Author ORCID Identifier

Date Available


Year of Publication


Degree Name

Master of Science (MS)

Document Type

Master's Thesis




Kinesiology and Health Promotion

First Advisor

Dr. Marc Cormier


Cohesion is a central element in group dynamics that contributes to a team’s functioning and performance. Most of the cohesion research to date has focused on the dynamic within interacting sport teams (i.e., football, basketball, soccer) but has looked past coacting teams (i.e., golf, tennis, cross-country running). While interacting sports command worldwide popularity, a significant portion of student athletes compete in coacting sports and represent the bulk of NCAA affiliated participants on the world stage at the Olympics. Thus, with such status on the world stage of competition, the investigation of coacting sports is justified. Therefore, the purpose of this study was to identify and explain athlete experiences and perceptions of cohesion in a coacting sport such as golf. A case study design was used along with semi-structured open-ended interview format to investigate the topic with six Division I women’s collegiate golfers. Results revealed two higher-order categories which were called team development, and athlete experiences and perceptions. Despite participants unique differences in sporting experience, there were several common themes that emerged, including players acknowledgement that cohesion was a necessary element of team performance, that the strength of interpersonal relationships and positive team dynamic made participants feel an improvement in performance potential, and that intrateam competition and a poorly regulated environment would deteriorate individual and team performance and wellbeing.

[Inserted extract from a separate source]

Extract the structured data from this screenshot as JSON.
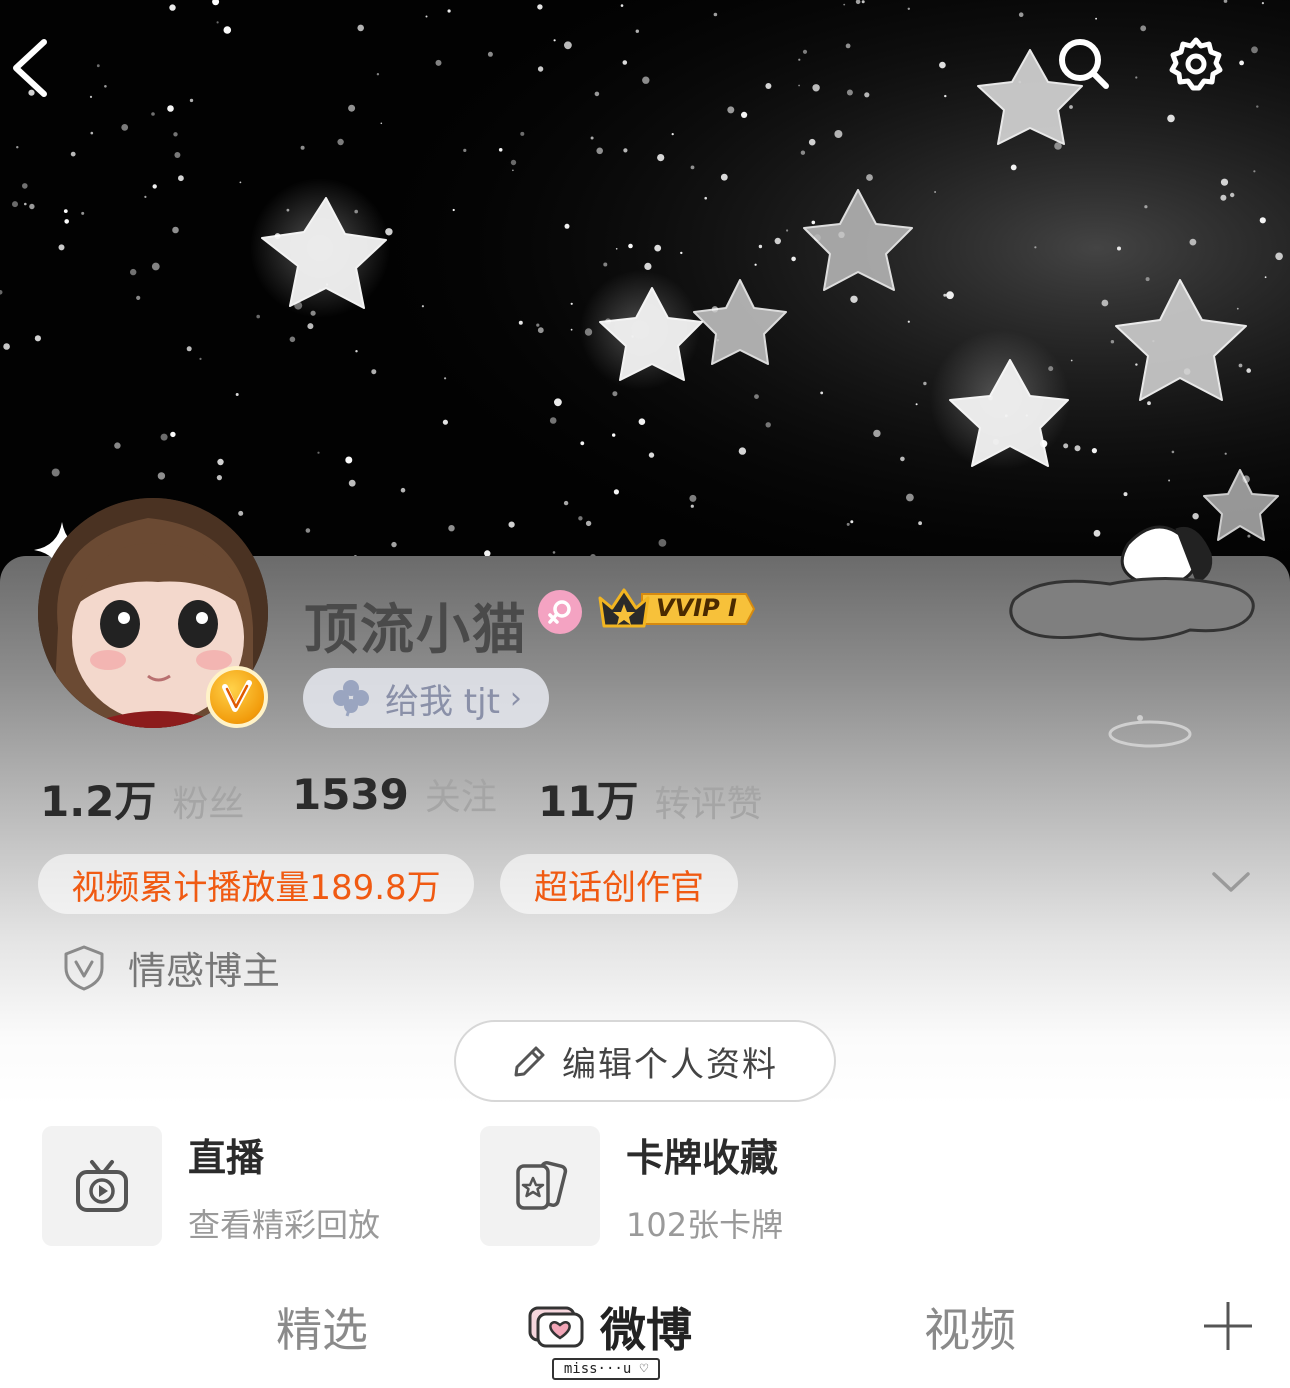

Moreso, participants discussed their perception of the role team members and coaches fill in contributing to a positive or negative team atmosphere, and how this inevitably influences the prevailing dynamic of intrateam competition and its impact on performance outcomes. Findings from this study provide a greater understanding of the athlete interpretation of cohesion and expand the body of literature on coacting sports generally.

Digital Object Identifier (DOI)